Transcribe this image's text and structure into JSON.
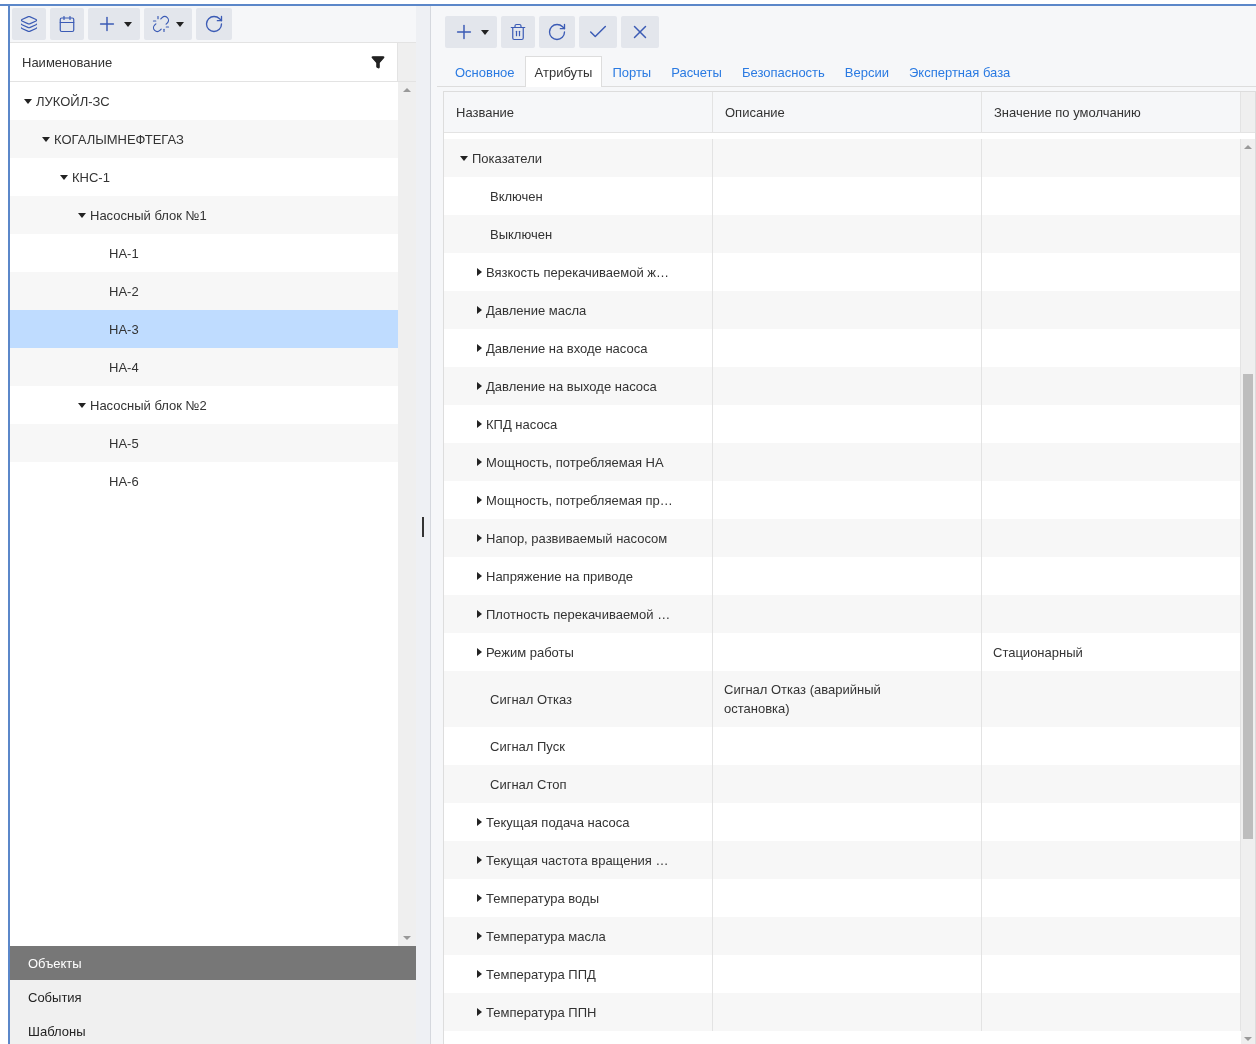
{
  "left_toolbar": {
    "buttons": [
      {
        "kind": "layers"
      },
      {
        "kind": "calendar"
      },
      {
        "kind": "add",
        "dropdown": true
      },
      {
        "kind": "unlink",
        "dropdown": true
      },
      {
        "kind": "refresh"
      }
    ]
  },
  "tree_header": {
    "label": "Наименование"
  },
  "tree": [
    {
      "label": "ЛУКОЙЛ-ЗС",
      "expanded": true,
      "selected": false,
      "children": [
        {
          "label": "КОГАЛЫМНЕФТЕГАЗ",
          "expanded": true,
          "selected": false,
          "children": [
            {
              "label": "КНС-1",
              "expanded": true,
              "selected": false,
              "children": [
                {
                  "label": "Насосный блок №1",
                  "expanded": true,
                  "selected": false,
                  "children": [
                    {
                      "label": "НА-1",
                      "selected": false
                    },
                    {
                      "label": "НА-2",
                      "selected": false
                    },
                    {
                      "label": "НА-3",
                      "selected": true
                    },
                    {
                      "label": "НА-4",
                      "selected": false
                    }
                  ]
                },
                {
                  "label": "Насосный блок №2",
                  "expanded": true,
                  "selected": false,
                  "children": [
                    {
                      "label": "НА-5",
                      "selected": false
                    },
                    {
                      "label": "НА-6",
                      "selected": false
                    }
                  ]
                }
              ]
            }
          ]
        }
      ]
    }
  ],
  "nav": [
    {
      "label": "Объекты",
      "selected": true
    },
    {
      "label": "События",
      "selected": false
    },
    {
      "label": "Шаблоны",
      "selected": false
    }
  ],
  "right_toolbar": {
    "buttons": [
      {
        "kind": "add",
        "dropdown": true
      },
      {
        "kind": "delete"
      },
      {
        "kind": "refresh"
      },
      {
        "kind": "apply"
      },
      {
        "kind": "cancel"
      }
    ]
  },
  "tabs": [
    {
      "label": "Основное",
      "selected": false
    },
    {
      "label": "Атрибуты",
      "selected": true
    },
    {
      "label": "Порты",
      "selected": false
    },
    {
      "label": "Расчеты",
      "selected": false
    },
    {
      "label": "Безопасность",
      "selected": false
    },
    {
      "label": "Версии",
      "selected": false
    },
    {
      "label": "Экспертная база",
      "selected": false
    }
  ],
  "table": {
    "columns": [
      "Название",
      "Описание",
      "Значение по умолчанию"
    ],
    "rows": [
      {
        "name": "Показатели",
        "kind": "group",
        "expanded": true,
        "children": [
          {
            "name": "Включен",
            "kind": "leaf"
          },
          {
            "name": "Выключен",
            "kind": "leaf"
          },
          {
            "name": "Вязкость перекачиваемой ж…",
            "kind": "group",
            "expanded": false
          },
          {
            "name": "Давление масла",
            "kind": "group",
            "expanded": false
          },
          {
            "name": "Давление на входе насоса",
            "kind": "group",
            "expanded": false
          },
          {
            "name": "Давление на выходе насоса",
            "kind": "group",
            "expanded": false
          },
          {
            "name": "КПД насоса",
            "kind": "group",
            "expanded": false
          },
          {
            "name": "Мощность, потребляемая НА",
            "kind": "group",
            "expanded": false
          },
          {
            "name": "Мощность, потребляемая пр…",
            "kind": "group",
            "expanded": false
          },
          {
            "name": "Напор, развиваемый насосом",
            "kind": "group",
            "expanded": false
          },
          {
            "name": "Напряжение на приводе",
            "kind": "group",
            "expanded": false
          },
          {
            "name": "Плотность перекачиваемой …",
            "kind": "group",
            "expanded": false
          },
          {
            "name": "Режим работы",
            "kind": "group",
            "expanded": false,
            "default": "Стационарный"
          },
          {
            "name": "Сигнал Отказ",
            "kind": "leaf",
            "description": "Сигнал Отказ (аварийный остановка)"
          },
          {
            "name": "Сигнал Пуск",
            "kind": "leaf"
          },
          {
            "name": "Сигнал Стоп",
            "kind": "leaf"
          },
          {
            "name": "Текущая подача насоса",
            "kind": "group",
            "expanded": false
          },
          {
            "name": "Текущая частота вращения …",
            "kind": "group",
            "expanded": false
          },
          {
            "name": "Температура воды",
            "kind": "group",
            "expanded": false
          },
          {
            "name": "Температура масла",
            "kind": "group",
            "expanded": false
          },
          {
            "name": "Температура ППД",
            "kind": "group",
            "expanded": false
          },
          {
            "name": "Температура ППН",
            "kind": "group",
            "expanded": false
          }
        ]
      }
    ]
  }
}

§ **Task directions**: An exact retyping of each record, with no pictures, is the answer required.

§ **Response box**:
Transcribe this image's text and structure into JSON.
{
  "left_toolbar": {
    "buttons": [
      {
        "kind": "layers"
      },
      {
        "kind": "calendar"
      },
      {
        "kind": "add",
        "dropdown": true
      },
      {
        "kind": "unlink",
        "dropdown": true
      },
      {
        "kind": "refresh"
      }
    ]
  },
  "tree_header": {
    "label": "Наименование"
  },
  "tree": [
    {
      "label": "ЛУКОЙЛ-ЗС",
      "expanded": true,
      "selected": false,
      "children": [
        {
          "label": "КОГАЛЫМНЕФТЕГАЗ",
          "expanded": true,
          "selected": false,
          "children": [
            {
              "label": "КНС-1",
              "expanded": true,
              "selected": false,
              "children": [
                {
                  "label": "Насосный блок №1",
                  "expanded": true,
                  "selected": false,
                  "children": [
                    {
                      "label": "НА-1",
                      "selected": false
                    },
                    {
                      "label": "НА-2",
                      "selected": false
                    },
                    {
                      "label": "НА-3",
                      "selected": true
                    },
                    {
                      "label": "НА-4",
                      "selected": false
                    }
                  ]
                },
                {
                  "label": "Насосный блок №2",
                  "expanded": true,
                  "selected": false,
                  "children": [
                    {
                      "label": "НА-5",
                      "selected": false
                    },
                    {
                      "label": "НА-6",
                      "selected": false
                    }
                  ]
                }
              ]
            }
          ]
        }
      ]
    }
  ],
  "nav": [
    {
      "label": "Объекты",
      "selected": true
    },
    {
      "label": "События",
      "selected": false
    },
    {
      "label": "Шаблоны",
      "selected": false
    }
  ],
  "right_toolbar": {
    "buttons": [
      {
        "kind": "add",
        "dropdown": true
      },
      {
        "kind": "delete"
      },
      {
        "kind": "refresh"
      },
      {
        "kind": "apply"
      },
      {
        "kind": "cancel"
      }
    ]
  },
  "tabs": [
    {
      "label": "Основное",
      "selected": false
    },
    {
      "label": "Атрибуты",
      "selected": true
    },
    {
      "label": "Порты",
      "selected": false
    },
    {
      "label": "Расчеты",
      "selected": false
    },
    {
      "label": "Безопасность",
      "selected": false
    },
    {
      "label": "Версии",
      "selected": false
    },
    {
      "label": "Экспертная база",
      "selected": false
    }
  ],
  "table": {
    "columns": [
      "Название",
      "Описание",
      "Значение по умолчанию"
    ],
    "rows": [
      {
        "name": "Показатели",
        "kind": "group",
        "expanded": true,
        "children": [
          {
            "name": "Включен",
            "kind": "leaf"
          },
          {
            "name": "Выключен",
            "kind": "leaf"
          },
          {
            "name": "Вязкость перекачиваемой ж…",
            "kind": "group",
            "expanded": false
          },
          {
            "name": "Давление масла",
            "kind": "group",
            "expanded": false
          },
          {
            "name": "Давление на входе насоса",
            "kind": "group",
            "expanded": false
          },
          {
            "name": "Давление на выходе насоса",
            "kind": "group",
            "expanded": false
          },
          {
            "name": "КПД насоса",
            "kind": "group",
            "expanded": false
          },
          {
            "name": "Мощность, потребляемая НА",
            "kind": "group",
            "expanded": false
          },
          {
            "name": "Мощность, потребляемая пр…",
            "kind": "group",
            "expanded": false
          },
          {
            "name": "Напор, развиваемый насосом",
            "kind": "group",
            "expanded": false
          },
          {
            "name": "Напряжение на приводе",
            "kind": "group",
            "expanded": false
          },
          {
            "name": "Плотность перекачиваемой …",
            "kind": "group",
            "expanded": false
          },
          {
            "name": "Режим работы",
            "kind": "group",
            "expanded": false,
            "default": "Стационарный"
          },
          {
            "name": "Сигнал Отказ",
            "kind": "leaf",
            "description": "Сигнал Отказ (аварийный остановка)"
          },
          {
            "name": "Сигнал Пуск",
            "kind": "leaf"
          },
          {
            "name": "Сигнал Стоп",
            "kind": "leaf"
          },
          {
            "name": "Текущая подача насоса",
            "kind": "group",
            "expanded": false
          },
          {
            "name": "Текущая частота вращения …",
            "kind": "group",
            "expanded": false
          },
          {
            "name": "Температура воды",
            "kind": "group",
            "expanded": false
          },
          {
            "name": "Температура масла",
            "kind": "group",
            "expanded": false
          },
          {
            "name": "Температура ППД",
            "kind": "group",
            "expanded": false
          },
          {
            "name": "Температура ППН",
            "kind": "group",
            "expanded": false
          }
        ]
      }
    ]
  }
}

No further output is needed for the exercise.